[Element data from apps and pages]
____________
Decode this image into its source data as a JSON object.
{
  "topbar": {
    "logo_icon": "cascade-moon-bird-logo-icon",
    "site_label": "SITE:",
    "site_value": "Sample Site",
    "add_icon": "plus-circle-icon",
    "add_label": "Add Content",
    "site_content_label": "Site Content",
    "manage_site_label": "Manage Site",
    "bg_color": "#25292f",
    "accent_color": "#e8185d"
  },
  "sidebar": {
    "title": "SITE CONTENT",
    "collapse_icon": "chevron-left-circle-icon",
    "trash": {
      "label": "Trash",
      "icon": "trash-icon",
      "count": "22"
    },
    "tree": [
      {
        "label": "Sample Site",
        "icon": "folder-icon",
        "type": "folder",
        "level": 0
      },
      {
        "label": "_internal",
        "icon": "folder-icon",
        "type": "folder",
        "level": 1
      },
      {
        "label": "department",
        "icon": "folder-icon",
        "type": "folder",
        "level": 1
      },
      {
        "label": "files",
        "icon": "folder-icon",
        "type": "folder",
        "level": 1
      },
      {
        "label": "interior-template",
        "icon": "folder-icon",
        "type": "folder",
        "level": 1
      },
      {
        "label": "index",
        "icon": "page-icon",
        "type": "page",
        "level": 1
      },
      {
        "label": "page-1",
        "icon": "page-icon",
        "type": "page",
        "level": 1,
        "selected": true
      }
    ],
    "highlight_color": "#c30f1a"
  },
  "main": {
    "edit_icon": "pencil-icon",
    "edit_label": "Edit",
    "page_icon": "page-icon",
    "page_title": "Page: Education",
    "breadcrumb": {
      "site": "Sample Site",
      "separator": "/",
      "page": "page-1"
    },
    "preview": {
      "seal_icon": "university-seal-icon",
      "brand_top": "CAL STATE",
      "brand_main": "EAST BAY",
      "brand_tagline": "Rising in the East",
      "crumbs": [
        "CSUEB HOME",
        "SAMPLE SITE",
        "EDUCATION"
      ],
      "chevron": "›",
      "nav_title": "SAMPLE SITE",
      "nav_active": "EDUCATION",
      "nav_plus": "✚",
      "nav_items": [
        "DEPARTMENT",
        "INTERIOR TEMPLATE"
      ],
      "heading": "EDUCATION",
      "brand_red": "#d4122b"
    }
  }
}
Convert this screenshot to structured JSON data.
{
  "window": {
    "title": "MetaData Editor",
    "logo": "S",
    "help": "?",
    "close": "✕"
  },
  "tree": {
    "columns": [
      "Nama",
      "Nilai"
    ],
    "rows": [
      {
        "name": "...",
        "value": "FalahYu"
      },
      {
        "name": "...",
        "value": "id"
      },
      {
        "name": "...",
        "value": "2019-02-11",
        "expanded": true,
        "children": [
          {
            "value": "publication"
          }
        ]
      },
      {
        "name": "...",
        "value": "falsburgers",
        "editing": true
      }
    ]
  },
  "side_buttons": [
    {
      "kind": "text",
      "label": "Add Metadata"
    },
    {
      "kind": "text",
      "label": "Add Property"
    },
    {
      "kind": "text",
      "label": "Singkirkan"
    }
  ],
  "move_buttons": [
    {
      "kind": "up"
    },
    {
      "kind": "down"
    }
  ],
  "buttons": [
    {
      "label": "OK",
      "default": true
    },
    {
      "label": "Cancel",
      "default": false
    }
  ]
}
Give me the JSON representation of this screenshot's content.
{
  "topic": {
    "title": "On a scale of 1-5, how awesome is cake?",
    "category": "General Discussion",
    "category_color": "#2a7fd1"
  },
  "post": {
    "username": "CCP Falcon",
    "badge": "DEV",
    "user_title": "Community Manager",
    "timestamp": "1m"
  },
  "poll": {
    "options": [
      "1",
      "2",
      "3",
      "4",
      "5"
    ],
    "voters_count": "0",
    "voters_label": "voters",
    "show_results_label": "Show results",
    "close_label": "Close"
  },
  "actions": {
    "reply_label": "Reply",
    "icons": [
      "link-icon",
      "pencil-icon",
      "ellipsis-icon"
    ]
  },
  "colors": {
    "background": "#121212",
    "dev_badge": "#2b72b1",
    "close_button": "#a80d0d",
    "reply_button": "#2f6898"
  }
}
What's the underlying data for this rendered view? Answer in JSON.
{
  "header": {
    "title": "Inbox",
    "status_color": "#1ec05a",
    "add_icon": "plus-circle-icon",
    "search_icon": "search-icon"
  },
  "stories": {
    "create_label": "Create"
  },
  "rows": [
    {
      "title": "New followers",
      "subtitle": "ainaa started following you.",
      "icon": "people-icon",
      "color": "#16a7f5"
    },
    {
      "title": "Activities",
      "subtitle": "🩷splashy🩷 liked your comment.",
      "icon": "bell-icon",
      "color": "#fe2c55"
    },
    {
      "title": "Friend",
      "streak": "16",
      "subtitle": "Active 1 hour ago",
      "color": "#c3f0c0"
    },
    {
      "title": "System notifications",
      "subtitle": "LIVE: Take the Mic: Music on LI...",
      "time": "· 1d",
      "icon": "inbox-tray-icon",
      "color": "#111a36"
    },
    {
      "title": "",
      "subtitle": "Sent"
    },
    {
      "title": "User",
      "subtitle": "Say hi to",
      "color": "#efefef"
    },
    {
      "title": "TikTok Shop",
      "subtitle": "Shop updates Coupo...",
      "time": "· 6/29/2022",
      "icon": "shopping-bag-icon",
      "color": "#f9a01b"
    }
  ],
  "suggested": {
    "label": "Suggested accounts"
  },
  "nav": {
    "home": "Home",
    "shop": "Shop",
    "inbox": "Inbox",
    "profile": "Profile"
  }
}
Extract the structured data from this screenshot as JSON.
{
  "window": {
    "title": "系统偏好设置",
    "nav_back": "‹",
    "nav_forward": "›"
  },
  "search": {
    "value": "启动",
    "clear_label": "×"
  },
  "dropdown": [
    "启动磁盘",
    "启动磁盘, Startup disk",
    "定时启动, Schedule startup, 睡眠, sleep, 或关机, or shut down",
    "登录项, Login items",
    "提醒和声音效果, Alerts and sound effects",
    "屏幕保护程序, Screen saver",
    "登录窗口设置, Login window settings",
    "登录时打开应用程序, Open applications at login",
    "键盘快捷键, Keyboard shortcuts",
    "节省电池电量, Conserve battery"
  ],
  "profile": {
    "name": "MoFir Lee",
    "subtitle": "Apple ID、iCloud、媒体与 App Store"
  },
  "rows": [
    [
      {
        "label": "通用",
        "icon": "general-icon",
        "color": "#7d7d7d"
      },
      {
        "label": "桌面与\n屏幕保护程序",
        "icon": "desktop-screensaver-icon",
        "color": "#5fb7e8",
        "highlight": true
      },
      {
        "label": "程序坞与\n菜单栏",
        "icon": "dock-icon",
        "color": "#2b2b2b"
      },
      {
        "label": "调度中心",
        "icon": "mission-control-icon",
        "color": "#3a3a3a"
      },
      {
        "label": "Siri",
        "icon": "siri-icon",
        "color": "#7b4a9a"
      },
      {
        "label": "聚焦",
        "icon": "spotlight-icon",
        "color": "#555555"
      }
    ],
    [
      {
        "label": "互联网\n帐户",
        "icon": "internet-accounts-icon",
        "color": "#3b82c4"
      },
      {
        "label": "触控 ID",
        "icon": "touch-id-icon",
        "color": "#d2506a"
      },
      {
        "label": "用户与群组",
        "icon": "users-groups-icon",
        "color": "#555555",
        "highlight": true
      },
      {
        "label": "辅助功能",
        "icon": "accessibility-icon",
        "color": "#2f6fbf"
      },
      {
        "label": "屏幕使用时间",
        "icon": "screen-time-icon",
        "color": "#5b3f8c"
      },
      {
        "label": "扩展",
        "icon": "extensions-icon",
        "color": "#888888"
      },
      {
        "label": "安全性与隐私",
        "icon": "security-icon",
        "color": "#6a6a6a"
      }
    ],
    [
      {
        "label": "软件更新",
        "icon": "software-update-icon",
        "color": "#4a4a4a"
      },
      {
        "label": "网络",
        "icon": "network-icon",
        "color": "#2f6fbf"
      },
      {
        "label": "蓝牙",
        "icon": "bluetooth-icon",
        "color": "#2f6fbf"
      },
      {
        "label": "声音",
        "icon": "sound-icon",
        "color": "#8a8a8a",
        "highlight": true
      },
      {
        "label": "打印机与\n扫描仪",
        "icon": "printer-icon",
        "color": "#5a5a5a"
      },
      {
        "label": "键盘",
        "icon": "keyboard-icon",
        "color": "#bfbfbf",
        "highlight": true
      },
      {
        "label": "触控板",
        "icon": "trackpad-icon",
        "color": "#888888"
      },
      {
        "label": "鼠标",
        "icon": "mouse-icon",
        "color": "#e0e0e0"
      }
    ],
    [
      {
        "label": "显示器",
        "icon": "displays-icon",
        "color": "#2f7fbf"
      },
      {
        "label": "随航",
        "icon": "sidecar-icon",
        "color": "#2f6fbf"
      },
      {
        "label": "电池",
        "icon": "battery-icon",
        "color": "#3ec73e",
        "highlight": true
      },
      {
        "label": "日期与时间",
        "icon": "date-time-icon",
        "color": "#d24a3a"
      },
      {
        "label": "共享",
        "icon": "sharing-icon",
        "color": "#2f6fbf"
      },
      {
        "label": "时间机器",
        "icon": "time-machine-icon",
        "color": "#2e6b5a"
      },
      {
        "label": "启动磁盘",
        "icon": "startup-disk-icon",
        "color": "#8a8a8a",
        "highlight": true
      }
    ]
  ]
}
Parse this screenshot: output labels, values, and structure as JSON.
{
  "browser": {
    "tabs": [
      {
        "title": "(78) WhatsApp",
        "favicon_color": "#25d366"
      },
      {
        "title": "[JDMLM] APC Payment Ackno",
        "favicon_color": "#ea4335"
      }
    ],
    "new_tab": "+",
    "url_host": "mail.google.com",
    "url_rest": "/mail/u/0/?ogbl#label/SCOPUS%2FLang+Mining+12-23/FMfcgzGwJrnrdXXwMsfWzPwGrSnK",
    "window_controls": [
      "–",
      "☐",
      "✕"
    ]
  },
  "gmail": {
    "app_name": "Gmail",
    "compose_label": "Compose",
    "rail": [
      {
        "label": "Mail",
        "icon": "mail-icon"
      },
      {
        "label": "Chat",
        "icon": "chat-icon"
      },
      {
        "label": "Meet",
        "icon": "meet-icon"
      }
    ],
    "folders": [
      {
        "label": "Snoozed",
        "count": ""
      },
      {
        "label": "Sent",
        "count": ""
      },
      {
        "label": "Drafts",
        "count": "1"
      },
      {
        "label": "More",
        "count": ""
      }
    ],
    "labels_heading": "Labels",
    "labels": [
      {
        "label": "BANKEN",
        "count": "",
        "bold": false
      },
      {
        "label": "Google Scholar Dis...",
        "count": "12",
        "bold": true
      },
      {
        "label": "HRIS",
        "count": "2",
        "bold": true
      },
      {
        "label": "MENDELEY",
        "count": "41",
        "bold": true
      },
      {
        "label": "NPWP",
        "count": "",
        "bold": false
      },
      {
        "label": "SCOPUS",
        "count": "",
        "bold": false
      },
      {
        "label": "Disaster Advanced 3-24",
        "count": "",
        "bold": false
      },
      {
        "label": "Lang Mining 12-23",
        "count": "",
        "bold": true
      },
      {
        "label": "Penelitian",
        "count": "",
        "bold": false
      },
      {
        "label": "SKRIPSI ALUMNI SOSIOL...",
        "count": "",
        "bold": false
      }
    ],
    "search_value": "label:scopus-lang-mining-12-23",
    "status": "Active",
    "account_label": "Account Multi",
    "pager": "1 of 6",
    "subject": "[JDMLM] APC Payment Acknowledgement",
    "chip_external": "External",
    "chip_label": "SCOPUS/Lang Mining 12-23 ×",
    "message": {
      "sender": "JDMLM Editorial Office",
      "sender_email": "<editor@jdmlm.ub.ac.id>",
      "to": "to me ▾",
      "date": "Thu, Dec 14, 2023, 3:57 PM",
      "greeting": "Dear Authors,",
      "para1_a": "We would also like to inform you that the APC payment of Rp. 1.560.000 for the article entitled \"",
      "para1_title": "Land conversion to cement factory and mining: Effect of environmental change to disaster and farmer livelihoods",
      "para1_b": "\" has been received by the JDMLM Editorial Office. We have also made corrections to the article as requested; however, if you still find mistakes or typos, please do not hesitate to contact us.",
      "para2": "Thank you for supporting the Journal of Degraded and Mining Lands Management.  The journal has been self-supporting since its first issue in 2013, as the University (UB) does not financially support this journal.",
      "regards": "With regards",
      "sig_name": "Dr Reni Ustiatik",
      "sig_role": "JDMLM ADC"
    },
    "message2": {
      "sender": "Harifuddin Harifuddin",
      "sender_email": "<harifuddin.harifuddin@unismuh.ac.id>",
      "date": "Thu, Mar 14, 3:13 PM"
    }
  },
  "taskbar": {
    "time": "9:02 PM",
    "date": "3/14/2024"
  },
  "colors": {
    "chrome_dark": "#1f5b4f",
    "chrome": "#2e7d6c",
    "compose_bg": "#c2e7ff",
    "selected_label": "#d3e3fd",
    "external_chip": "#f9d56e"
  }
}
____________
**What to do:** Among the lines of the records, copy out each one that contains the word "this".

**Output:**
Decode this image into its source data as a JSON object.
Convert this screenshot to structured JSON data.
Give me the JSON representation of this screenshot's content.
What's the underlying data for this rendered view? Answer in JSON.
Extract the structured data from this screenshot as JSON.
Parse this screenshot: output labels, values, and structure as JSON.
      "para2": "Thank you for supporting the Journal of Degraded and Mining Lands Management.  The journal has been self-supporting since its first issue in 2013, as the University (UB) does not financially support this journal.",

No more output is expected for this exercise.